Is that primarily the case in the startup world today? Is Twitter still a useful platform for reading about bootstrapping founders, new technologies, and interesting business related discussion?
Quick notes, maybe with a link to something deeper, brief comments on something... It's never been any good at much else. Even leaving aside toxicity and trolls, it's simply not build for discussion.
They don't have decades of experience getting bored with poorly-organized thoughts, it's all new. And the algorithm and interface hide the simplicity of their communications, making it into a product they have to take or leave, rather than a process we can tweak to our desires.
- What are the characteristics of interesting discussion?
- What are the requirements necessary to meet those characteristics?
The DL;DR: is that conversation is hard, and it scales poorly. Twitter meets the fundamental requirements poorly. As to most technological platforms.
The underlying question and problem is the one that philosophers have tried to address for millennia, in particular the distinction between the philosophers and the sophists (dialectics and rhetoric). Twitter is principally a rhetorical channel.
I think it's Juergen Habermas who has done some work on participative democracy / group truth-seeking, though I've been at a loss for the specific reference or terminology, or even if he's the key figure in the movement. That said, there are domains, particularly truth-and-reconciliation movements, which also apply similar principles.
If you're looking for informed expertise, some level of reputation, garbage collection, and gatekeeping is required. Soft methods work better than hard ones (see HN's own moderation policies and practices for an excellent example). Ungated forums tend toward noise.
The flipside is that gated forums tend toward groupthink and self-selection mechnisms, typically favouring conformity over correctness or truth value.
And there are other goals of various communities. There's story-telling, community-building, support and encouragement, entertainment, teaching, demonstrating capabilities (and its flipside: "virtue signalling" or "alliegience signalling").
My best results have been with smaller groups of reasonably-well selected people. Anything much over 50 people seems to fall apart fairly quickly. HN itself isn't perfect, but among larger forums is among the best I'm aware of, and has been for over a decade, whcih is a remarkable record.
Communications turns out to be complicated. Especially between people.
It’s probably a must for journalists and activists. And the “reacting to live events” ramps up the anxiety, and necessarily dials back thoughtful, reflective conversation.
I used to do that on Twitter. But conversations on Twitter are a lot like management by pure consensus— one person can ruin the dynamic by deciding a subject is not fit for discussion or by being unable to comprehend the subtleties of the topic.
So, to avoid flame wars, I rarely try to have an adult conversation on Twitter, anymore. And when I do I usually end up muting or blocking some random sod who got in over his head.

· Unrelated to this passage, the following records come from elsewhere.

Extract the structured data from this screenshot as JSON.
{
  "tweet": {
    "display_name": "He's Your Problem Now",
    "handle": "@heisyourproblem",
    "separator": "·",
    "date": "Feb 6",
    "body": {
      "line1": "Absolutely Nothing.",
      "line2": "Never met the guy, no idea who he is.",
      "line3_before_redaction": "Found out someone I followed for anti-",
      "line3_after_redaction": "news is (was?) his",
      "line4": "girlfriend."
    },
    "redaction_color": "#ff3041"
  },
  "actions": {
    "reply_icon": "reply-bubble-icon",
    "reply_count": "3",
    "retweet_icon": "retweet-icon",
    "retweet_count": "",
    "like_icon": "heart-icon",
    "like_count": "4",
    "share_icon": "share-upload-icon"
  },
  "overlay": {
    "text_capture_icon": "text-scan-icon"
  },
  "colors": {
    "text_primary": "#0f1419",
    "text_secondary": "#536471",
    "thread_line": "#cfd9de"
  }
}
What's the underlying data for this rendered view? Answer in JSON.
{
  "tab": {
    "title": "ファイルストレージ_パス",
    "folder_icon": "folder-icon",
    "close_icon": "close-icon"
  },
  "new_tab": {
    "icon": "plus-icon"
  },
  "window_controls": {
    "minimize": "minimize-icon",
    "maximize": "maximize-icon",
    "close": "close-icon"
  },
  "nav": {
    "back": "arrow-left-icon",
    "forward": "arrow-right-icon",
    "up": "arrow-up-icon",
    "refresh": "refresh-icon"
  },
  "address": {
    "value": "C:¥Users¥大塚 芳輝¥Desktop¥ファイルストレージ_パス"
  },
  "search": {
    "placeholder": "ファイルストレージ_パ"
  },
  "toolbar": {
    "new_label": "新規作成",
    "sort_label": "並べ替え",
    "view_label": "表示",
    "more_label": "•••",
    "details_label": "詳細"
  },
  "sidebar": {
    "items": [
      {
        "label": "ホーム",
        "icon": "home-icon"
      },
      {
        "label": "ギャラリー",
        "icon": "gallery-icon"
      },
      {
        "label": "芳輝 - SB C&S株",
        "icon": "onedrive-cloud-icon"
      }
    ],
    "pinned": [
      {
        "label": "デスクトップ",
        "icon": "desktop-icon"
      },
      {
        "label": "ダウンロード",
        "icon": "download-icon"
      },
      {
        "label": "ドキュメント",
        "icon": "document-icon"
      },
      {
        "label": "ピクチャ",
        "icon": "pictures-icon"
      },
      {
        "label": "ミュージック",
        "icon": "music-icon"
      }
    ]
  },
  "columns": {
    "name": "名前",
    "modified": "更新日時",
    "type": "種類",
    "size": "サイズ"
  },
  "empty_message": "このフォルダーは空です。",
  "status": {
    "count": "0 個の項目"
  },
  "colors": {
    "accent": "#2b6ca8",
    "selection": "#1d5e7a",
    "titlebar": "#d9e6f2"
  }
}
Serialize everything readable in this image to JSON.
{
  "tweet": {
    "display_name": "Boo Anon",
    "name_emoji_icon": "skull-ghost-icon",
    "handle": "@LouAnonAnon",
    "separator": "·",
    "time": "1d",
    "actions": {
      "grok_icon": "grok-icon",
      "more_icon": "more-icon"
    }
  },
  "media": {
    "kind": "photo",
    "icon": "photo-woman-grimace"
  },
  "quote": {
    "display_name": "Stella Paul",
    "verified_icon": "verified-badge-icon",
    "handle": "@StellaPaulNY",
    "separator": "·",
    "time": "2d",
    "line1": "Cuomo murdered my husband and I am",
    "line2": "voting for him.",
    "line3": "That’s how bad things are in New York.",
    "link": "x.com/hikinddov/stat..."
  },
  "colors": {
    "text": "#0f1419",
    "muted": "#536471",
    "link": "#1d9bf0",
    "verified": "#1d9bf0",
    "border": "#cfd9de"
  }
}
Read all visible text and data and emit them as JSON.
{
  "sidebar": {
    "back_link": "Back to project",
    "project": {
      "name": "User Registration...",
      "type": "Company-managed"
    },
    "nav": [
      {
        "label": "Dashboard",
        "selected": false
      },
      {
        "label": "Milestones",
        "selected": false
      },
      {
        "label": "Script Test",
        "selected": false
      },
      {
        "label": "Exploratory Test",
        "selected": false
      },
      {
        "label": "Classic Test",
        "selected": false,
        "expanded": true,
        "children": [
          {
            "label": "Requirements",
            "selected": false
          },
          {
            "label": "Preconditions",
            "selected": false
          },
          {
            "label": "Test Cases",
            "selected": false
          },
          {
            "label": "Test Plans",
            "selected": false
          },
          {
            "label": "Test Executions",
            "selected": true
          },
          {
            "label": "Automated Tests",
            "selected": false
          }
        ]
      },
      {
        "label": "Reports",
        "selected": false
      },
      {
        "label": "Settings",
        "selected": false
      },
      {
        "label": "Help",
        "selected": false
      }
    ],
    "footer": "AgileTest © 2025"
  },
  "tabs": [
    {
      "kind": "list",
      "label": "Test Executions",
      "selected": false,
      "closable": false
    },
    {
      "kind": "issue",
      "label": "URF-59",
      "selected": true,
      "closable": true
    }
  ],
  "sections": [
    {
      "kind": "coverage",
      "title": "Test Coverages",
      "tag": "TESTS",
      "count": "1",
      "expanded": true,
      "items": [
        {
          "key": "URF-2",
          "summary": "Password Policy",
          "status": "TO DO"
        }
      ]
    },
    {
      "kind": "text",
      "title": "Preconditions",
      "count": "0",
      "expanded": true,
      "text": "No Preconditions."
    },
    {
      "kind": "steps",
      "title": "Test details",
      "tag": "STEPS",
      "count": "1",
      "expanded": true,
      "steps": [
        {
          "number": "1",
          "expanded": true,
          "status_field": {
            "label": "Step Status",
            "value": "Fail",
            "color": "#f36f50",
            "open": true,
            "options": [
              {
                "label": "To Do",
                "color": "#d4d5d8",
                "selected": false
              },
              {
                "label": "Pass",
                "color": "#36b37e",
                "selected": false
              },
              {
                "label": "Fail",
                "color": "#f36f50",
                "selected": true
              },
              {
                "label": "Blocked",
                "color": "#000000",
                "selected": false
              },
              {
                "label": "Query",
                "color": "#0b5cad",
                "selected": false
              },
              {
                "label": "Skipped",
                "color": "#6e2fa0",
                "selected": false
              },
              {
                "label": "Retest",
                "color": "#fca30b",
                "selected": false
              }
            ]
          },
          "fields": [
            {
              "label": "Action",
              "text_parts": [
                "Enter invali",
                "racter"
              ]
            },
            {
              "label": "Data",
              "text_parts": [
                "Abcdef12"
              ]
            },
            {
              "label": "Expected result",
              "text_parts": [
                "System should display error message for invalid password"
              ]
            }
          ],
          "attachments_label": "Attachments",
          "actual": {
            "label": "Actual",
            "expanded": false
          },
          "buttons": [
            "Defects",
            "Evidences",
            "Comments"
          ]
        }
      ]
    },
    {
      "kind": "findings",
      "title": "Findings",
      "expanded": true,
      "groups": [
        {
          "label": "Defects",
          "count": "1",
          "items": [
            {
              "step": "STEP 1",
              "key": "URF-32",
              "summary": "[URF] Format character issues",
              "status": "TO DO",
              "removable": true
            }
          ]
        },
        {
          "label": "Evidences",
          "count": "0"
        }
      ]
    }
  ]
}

Where it shines is quick access to reporting within particular spheres, by following journalists and news junkies, or by searching items with links, within your topic of interest. Discovery of communities of interest by the obvious means also works reasonably well (again, IME).
Unquestionably almost all links to reporting are posted with some agenda, even if it's just the simple agenda of a news org trying to get readers, but as a source of fresh links to interesting stuff it's probably the premier resource, when used appropriately.
Occasionally, if you follow politics (or indeed app store drama) tweets are themselves news, but that is the exception in twitter interest as far as I'm concerned.
The other thing that really confuses me is the tribal aspect of it. I recently noticed a string of tweets/replies where a user of race A replied to user of race B (in agreement) and was rudely told by another of user of race A to get out of "our discussion". Which is really strange to me, since the primary use case seems to be aimed at having wide-open inclusive discussions, but there's a huge segment of the userbase that seems to treat it more like leaving the backdoor unlocked so they can shoot anyone who "breaks in".
Twitter gives you a lot of fine-grained tools for curating your feed and you have to use them.
Ignoring the potential utility Twitter can offer, the quality of “discussions” hasn’t improved one iota over the years. IMO no one could argue in good faith that the culture is better in 2021 than it was in 2011
I wouldn't say "better". There's still just as much animosity. More like the division has shifted and those that say it's better no longer find themselves on the line.
I don't like twitter takes on politics so I mute words around politics.
There is very little of value on twitter and if it disappeared tomorrow I don't think most people would notice or care. It's the niche communities that provide value, like the AnandTech forum members cataloging m.2 usb enclosures.
Long answer: Only follow accounts with small numbers of followers, and you'll find the discussion is a lot more worthwhile